(Records from a data collection)

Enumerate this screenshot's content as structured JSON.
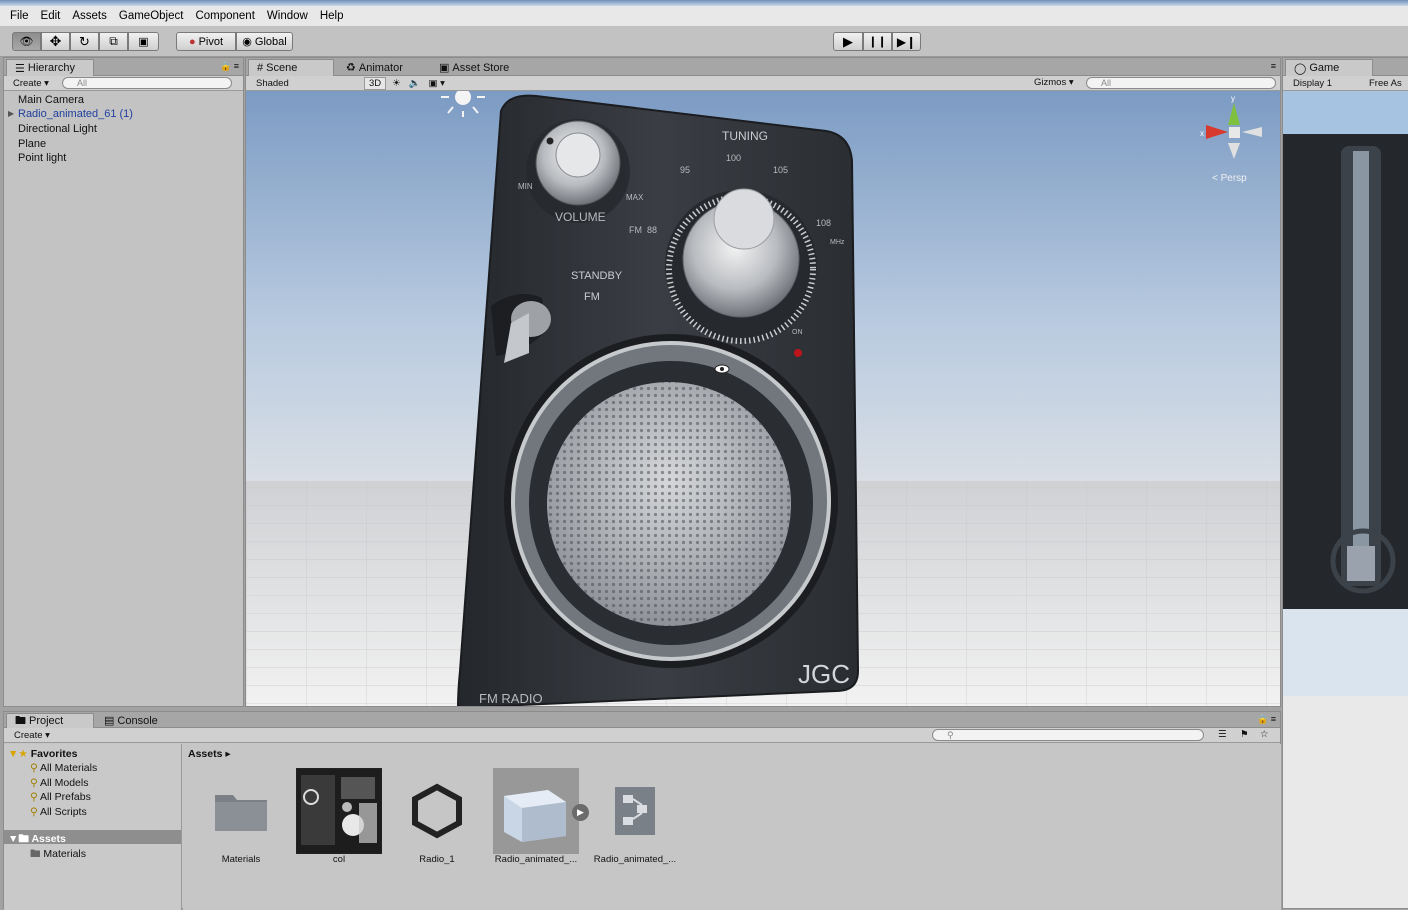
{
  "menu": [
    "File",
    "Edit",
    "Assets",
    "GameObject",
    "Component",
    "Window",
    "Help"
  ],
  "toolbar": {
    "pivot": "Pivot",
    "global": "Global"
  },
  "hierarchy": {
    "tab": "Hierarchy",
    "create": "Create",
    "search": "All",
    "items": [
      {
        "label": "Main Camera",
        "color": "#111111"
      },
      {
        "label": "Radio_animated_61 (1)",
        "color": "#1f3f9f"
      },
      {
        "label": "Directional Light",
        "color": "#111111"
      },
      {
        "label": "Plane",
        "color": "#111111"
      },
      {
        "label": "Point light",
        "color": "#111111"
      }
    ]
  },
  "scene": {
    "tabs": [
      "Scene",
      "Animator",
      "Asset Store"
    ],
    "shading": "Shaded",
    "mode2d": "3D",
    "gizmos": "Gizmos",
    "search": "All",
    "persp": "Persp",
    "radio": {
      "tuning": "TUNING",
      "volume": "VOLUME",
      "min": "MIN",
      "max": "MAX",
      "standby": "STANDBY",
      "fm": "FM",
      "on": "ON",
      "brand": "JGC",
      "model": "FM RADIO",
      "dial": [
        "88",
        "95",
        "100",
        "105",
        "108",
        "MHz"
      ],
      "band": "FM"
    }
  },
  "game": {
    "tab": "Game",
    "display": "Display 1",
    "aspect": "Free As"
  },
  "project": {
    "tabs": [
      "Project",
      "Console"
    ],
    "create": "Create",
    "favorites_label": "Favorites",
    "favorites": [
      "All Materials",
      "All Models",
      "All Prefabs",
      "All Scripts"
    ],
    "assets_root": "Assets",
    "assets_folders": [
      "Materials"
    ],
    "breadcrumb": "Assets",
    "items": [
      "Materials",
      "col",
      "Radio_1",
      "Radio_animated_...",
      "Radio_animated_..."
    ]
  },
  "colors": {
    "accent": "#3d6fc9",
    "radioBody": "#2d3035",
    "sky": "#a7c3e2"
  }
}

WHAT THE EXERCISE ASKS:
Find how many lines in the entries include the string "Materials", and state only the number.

ANSWER BOX:
3